For the entries below, work out how many lines include the string "time", then write only that number.

INPUT RECORDS:
[Start of section]

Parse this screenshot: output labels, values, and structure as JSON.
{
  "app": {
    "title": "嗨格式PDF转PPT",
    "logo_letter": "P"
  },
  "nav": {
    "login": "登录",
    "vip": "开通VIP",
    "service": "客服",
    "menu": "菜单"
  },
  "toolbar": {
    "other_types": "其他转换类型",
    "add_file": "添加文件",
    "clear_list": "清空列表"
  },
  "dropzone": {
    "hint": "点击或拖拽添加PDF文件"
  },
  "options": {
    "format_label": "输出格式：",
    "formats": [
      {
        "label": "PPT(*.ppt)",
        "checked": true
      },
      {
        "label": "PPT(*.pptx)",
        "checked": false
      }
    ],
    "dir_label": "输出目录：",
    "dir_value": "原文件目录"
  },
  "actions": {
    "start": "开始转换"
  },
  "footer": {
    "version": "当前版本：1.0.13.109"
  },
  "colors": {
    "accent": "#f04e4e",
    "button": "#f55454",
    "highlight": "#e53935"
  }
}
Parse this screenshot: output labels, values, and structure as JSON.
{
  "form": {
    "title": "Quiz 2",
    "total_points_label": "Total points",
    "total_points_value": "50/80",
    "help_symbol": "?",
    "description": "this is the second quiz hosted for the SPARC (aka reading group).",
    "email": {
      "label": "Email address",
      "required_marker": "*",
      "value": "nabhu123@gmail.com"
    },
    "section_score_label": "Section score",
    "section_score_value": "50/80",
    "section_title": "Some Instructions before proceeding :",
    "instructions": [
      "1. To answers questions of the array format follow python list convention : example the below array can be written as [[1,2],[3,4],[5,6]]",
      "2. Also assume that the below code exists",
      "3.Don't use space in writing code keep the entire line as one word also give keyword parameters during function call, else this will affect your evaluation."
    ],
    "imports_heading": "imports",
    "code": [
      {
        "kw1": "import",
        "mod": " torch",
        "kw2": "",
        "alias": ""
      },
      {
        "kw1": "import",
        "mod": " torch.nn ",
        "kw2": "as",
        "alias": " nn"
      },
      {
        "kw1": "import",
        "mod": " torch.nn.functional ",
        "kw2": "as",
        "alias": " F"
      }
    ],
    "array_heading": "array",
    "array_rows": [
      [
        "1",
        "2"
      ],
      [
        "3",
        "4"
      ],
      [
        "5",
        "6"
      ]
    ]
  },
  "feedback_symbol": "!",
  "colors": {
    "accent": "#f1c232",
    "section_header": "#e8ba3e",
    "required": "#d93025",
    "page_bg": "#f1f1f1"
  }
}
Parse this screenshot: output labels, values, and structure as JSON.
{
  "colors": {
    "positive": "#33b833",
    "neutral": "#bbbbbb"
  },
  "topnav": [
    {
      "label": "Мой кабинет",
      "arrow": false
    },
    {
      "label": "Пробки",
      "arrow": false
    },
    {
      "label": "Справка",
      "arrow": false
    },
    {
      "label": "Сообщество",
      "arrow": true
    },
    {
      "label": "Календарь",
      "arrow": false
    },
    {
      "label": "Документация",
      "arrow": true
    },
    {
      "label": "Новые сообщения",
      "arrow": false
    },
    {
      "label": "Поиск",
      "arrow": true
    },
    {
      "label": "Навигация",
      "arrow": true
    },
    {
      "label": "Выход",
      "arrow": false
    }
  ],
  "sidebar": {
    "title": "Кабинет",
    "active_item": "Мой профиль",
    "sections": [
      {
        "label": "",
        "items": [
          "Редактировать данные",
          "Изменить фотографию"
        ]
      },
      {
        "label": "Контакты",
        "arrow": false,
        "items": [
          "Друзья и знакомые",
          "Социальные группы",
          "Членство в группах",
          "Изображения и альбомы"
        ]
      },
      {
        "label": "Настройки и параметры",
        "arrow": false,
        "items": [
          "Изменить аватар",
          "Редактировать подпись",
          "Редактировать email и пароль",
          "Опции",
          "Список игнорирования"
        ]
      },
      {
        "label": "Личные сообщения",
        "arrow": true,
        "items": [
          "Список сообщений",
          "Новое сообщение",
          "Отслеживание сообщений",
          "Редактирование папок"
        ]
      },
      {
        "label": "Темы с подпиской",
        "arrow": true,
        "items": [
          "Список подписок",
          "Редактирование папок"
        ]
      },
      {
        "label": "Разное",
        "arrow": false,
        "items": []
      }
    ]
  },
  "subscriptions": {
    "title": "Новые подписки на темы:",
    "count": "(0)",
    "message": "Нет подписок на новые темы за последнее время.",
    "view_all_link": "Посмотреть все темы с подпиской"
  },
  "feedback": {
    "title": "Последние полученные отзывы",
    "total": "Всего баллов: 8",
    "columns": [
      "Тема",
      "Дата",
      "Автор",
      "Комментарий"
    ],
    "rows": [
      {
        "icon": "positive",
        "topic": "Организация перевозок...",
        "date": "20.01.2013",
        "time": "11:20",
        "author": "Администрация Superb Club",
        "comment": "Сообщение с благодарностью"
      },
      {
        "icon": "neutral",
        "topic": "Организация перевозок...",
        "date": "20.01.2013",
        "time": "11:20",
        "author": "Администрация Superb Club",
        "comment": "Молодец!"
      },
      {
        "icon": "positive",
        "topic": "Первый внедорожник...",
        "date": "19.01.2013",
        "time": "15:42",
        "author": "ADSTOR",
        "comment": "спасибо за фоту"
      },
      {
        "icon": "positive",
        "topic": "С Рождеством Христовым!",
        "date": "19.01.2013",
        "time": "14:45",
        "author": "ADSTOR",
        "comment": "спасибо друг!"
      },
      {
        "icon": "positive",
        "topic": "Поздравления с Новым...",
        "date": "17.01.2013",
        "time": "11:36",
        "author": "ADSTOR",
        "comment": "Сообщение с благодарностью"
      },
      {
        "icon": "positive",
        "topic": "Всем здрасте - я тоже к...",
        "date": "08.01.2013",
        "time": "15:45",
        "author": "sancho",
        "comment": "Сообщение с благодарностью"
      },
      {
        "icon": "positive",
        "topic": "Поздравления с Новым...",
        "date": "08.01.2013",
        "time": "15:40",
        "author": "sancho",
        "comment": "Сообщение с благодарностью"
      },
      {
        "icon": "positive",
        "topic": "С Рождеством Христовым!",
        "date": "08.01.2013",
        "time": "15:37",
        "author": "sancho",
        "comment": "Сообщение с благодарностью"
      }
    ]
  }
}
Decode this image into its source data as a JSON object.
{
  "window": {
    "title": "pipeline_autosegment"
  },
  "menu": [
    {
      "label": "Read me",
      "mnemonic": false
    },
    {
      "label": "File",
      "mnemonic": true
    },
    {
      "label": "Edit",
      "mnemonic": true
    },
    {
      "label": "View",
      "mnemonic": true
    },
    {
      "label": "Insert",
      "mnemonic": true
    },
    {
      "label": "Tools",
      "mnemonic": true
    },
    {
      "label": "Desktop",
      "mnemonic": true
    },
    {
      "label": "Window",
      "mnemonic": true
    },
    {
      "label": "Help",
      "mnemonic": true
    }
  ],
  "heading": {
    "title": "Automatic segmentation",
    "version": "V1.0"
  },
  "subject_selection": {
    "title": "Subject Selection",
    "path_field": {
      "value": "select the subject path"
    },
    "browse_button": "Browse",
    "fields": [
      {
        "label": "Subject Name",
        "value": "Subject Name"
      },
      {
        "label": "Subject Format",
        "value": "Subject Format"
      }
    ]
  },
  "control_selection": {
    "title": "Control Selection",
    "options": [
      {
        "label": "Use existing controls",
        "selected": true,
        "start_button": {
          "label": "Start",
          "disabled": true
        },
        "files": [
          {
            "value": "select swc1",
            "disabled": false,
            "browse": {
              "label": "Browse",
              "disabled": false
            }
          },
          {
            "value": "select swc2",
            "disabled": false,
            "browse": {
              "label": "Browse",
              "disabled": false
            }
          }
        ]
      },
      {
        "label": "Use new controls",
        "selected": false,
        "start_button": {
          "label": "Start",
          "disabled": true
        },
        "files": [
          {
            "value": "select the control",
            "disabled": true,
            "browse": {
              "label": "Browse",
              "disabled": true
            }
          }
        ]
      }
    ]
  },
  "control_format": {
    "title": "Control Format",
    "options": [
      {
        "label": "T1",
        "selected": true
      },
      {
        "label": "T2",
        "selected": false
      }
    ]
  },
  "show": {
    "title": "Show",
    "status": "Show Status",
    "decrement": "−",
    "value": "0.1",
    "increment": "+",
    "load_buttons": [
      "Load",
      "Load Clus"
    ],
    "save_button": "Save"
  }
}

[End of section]

SOLUTION TO THIS EXERCISE: 8